*Your objective*: Only the pictures are to be dropped; return all other data below exactly.

*Source data*:

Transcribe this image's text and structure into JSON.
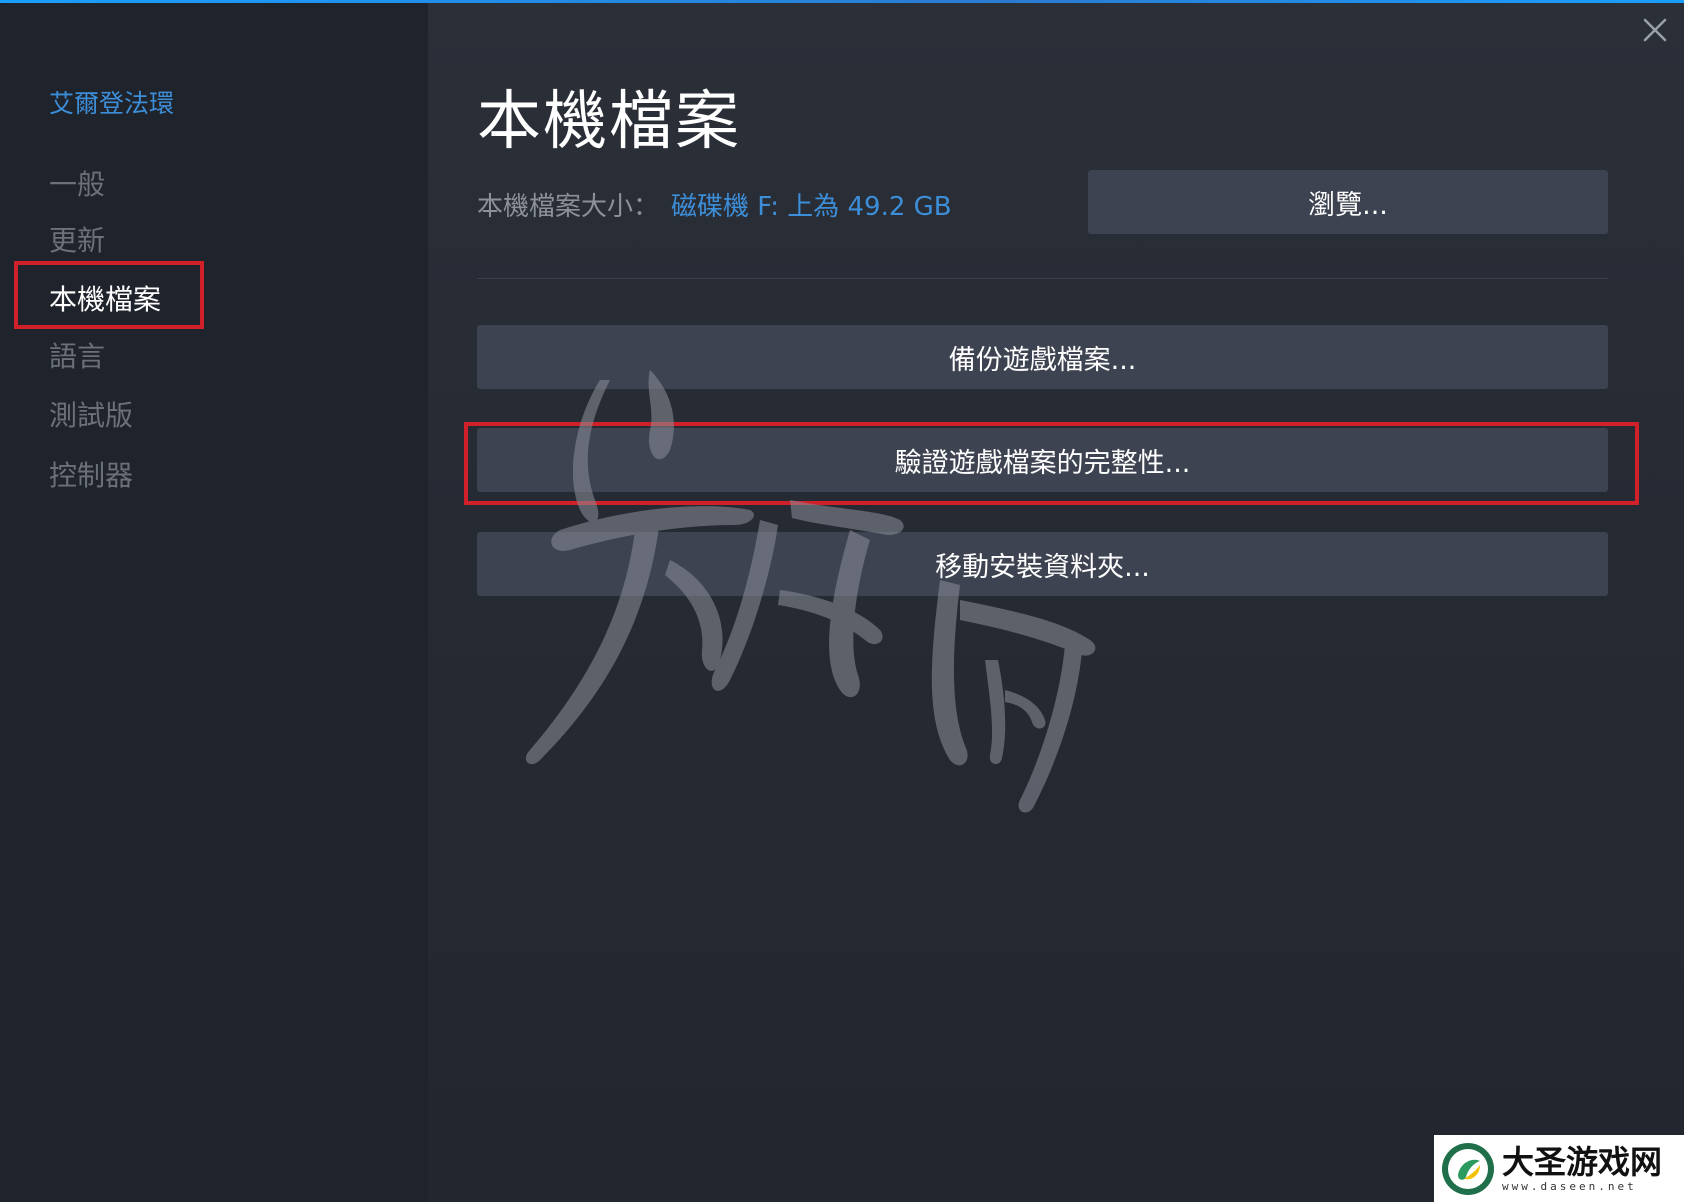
{
  "sidebar": {
    "game_title": "艾爾登法環",
    "items": [
      {
        "label": "一般"
      },
      {
        "label": "更新"
      },
      {
        "label": "本機檔案",
        "active": true
      },
      {
        "label": "語言"
      },
      {
        "label": "測試版"
      },
      {
        "label": "控制器"
      }
    ]
  },
  "main": {
    "title": "本機檔案",
    "size_label": "本機檔案大小：",
    "size_value": "磁碟機 F: 上為 49.2 GB",
    "browse_label": "瀏覽...",
    "buttons": {
      "backup": "備份遊戲檔案...",
      "verify": "驗證遊戲檔案的完整性...",
      "move": "移動安裝資料夾..."
    }
  },
  "logo": {
    "name": "大圣游戏网",
    "url": "www.daseen.net"
  },
  "colors": {
    "accent_blue": "#3d8ed8",
    "highlight_red": "#d0202a",
    "button_bg": "#3d4350"
  }
}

*Task solution*:
Transcribe this image's text and structure into JSON.
{
  "sidebar": {
    "game_title": "艾爾登法環",
    "items": [
      {
        "label": "一般"
      },
      {
        "label": "更新"
      },
      {
        "label": "本機檔案",
        "active": true
      },
      {
        "label": "語言"
      },
      {
        "label": "測試版"
      },
      {
        "label": "控制器"
      }
    ]
  },
  "main": {
    "title": "本機檔案",
    "size_label": "本機檔案大小：",
    "size_value": "磁碟機 F: 上為 49.2 GB",
    "browse_label": "瀏覽...",
    "buttons": {
      "backup": "備份遊戲檔案...",
      "verify": "驗證遊戲檔案的完整性...",
      "move": "移動安裝資料夾..."
    }
  },
  "logo": {
    "name": "大圣游戏网",
    "url": "www.daseen.net"
  },
  "colors": {
    "accent_blue": "#3d8ed8",
    "highlight_red": "#d0202a",
    "button_bg": "#3d4350"
  }
}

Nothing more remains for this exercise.